-- Dataset excerpts --

══════════════════════════════

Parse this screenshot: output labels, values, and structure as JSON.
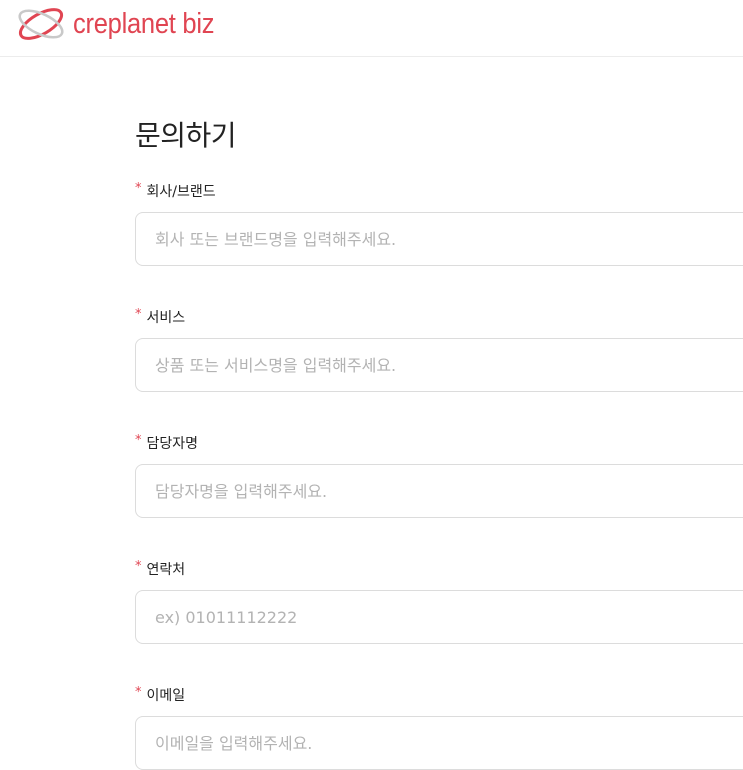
{
  "brand": {
    "name": "creplanet biz",
    "color": "#e04552",
    "logo_icon": "orbit-logo-icon"
  },
  "page": {
    "title": "문의하기"
  },
  "form": {
    "required_marker": "*",
    "fields": [
      {
        "label": "회사/브랜드",
        "value": "",
        "placeholder": "회사 또는 브랜드명을 입력해주세요."
      },
      {
        "label": "서비스",
        "value": "",
        "placeholder": "상품 또는 서비스명을 입력해주세요."
      },
      {
        "label": "담당자명",
        "value": "",
        "placeholder": "담당자명을 입력해주세요."
      },
      {
        "label": "연락처",
        "value": "",
        "placeholder": "ex) 01011112222"
      },
      {
        "label": "이메일",
        "value": "",
        "placeholder": "이메일을 입력해주세요."
      }
    ]
  }
}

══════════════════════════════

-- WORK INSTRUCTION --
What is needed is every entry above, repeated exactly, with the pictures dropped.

-- EXERCISE SOLUTION --
Parse this screenshot: output labels, values, and structure as JSON.
{
  "brand": {
    "name": "creplanet biz",
    "color": "#e04552",
    "logo_icon": "orbit-logo-icon"
  },
  "page": {
    "title": "문의하기"
  },
  "form": {
    "required_marker": "*",
    "fields": [
      {
        "label": "회사/브랜드",
        "value": "",
        "placeholder": "회사 또는 브랜드명을 입력해주세요."
      },
      {
        "label": "서비스",
        "value": "",
        "placeholder": "상품 또는 서비스명을 입력해주세요."
      },
      {
        "label": "담당자명",
        "value": "",
        "placeholder": "담당자명을 입력해주세요."
      },
      {
        "label": "연락처",
        "value": "",
        "placeholder": "ex) 01011112222"
      },
      {
        "label": "이메일",
        "value": "",
        "placeholder": "이메일을 입력해주세요."
      }
    ]
  }
}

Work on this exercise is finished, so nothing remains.